Human Rights Bill

As state parliament returns this week, one of the first major questions facing MPs is whether Queensland should adopt a Human Rights Act.

The Palaszczuk Government’s bid to enshrine 23 human rights in law may sound like an innocuous enough attempt to protect basic rights. In truth, it would shift responsibility for ensuring Queenslanders’ fundamental rights and freedoms from elected governments into the hands of courts and tribunals.

At a time when trust in politicians is at an all-time low, it’s tempting to think our rights would be safer away from the messiness of politics and in the custody of judges who aren’t seeking re-election. 

The problem is that determining the scope of our rights in practice isn’t straightforward. No right is absolute, and the question of which right prevails when two or more conflict can stir passionate debate. To ask the judiciary to routinely step into this debate is to undermine confidence in its independence from political issues—or lead to demands for them to become accountable at elections like politicians themselves. Neither outcome is desirable.

A second problem lies with the nature of the rights set out in the bill. Most people would not argue about those fundamental rights derived from the International Covenant on Civil and Political Rights (ICCPR). These include rights like freedom of expression and equality before the law. If you don’t have these rights, you lack the basics of what it means to be a free human being.

Several of the 23 rights contained in Labor’s bill relate more to the nature of services often provided by the state and the private sector. Consider the rights to education and healthcare. What kind and how much of these vital services are provided by the public is a core issue for elected governments. Both are perennial issues in state and federal election campaigns. They are important, sure, but they are in a different category to the ICCPR rights.

Other so-called rights in Labor’s bill are nothing more than empty platitudes. ‘Cultural rights’ and ‘taking part in public life’ may be fine aspirations for a political stump speech, but it is dangerous to invite judges to activism by including such vague concepts in a bill of rights.

Unlike the United States’ Bill of Rights, Queensland’s Human Rights Bill will not grant courts the power to invalidate legislation found incompatible with those rights. It does, however, force courts to interpret all existing legislation in a manner consistent with them. In New Zealand, this same power has been used by judges to rewrite well-established rules of criminal procedure and evidence in favour of the accused – an astounding overreach which Labor’s bill would make possible here in Queensland.

It’s arguable that the Labor bill’s express purpose is to give legal elites this ability to circumvent Parliament. In its 2016 inquiry report on introducing a Human Rights Act, the Labor-endorsed recommendation stated: “Society is changing at a rapid rate… Consequentially there needs to be a mechanism which allows these (changes) to be addressed.”

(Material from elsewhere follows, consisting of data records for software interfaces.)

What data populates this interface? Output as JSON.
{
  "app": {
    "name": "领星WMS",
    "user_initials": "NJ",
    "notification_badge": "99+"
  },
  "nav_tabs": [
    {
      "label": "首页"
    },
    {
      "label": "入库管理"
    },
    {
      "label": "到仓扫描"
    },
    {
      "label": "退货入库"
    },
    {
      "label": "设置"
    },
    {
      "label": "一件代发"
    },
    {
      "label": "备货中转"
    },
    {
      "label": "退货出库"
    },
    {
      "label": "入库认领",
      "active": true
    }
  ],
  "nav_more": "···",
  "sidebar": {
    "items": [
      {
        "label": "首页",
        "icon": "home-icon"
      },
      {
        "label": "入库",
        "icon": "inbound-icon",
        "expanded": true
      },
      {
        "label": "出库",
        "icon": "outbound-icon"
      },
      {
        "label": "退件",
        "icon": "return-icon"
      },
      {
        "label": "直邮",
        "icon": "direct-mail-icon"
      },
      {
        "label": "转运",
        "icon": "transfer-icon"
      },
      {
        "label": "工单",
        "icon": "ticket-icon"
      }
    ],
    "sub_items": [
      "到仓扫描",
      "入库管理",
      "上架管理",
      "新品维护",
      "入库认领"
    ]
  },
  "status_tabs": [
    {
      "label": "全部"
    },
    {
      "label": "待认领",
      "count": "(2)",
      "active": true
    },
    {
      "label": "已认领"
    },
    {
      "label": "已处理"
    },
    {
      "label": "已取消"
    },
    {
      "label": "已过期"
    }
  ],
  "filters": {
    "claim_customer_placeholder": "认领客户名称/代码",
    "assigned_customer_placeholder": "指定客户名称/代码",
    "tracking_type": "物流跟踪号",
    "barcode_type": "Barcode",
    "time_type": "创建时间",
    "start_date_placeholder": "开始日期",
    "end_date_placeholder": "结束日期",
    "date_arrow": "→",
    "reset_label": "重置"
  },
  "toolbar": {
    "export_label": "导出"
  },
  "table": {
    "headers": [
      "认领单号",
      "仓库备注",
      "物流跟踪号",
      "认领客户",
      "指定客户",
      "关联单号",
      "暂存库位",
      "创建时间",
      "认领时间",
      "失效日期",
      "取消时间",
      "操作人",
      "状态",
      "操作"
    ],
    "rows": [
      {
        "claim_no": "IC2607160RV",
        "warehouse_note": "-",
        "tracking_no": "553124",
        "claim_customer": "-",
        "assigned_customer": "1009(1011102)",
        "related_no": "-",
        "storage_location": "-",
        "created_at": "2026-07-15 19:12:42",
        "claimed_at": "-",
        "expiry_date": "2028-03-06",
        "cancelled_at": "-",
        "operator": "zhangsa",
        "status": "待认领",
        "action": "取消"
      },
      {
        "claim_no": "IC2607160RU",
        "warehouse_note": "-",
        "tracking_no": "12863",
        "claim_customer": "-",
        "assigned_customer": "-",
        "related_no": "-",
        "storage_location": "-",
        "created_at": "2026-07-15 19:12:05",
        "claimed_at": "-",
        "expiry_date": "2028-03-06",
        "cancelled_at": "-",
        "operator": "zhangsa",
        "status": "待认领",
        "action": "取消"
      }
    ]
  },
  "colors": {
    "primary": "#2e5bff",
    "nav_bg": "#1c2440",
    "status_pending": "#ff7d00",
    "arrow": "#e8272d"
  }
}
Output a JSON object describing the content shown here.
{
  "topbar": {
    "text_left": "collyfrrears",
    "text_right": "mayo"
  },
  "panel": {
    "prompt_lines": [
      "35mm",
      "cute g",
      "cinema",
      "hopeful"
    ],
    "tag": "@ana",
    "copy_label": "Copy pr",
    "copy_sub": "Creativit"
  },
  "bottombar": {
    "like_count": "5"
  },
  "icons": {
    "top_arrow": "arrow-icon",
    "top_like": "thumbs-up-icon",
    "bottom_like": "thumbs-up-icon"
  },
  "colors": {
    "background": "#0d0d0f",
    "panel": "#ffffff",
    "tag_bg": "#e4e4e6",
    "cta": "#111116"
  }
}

This notion that social change can be better addressed through courtrooms than parliament is profoundly misguided. Empowering judges to enter the political fray blurs the separation of powers and weakens democracy.

Perhaps the most compelling reason to reject a bill of rights is that they don’t work. History has shown flagrant breaches of human rights in countries that have a bill of rights; it has also shown improved human rights in countries where there has been none. When nations generously protect the freedoms of citizens, they do it because of the political and social culture, not because they have a bill of rights.

A Human Rights Act is the trifecta of failure: undermining the judiciary by encouraging activism and politicisation, allowing politicians to avoid doing their job, and ultimately, it just doesn’t work.  All it will deliver is a culture of rights entitlement.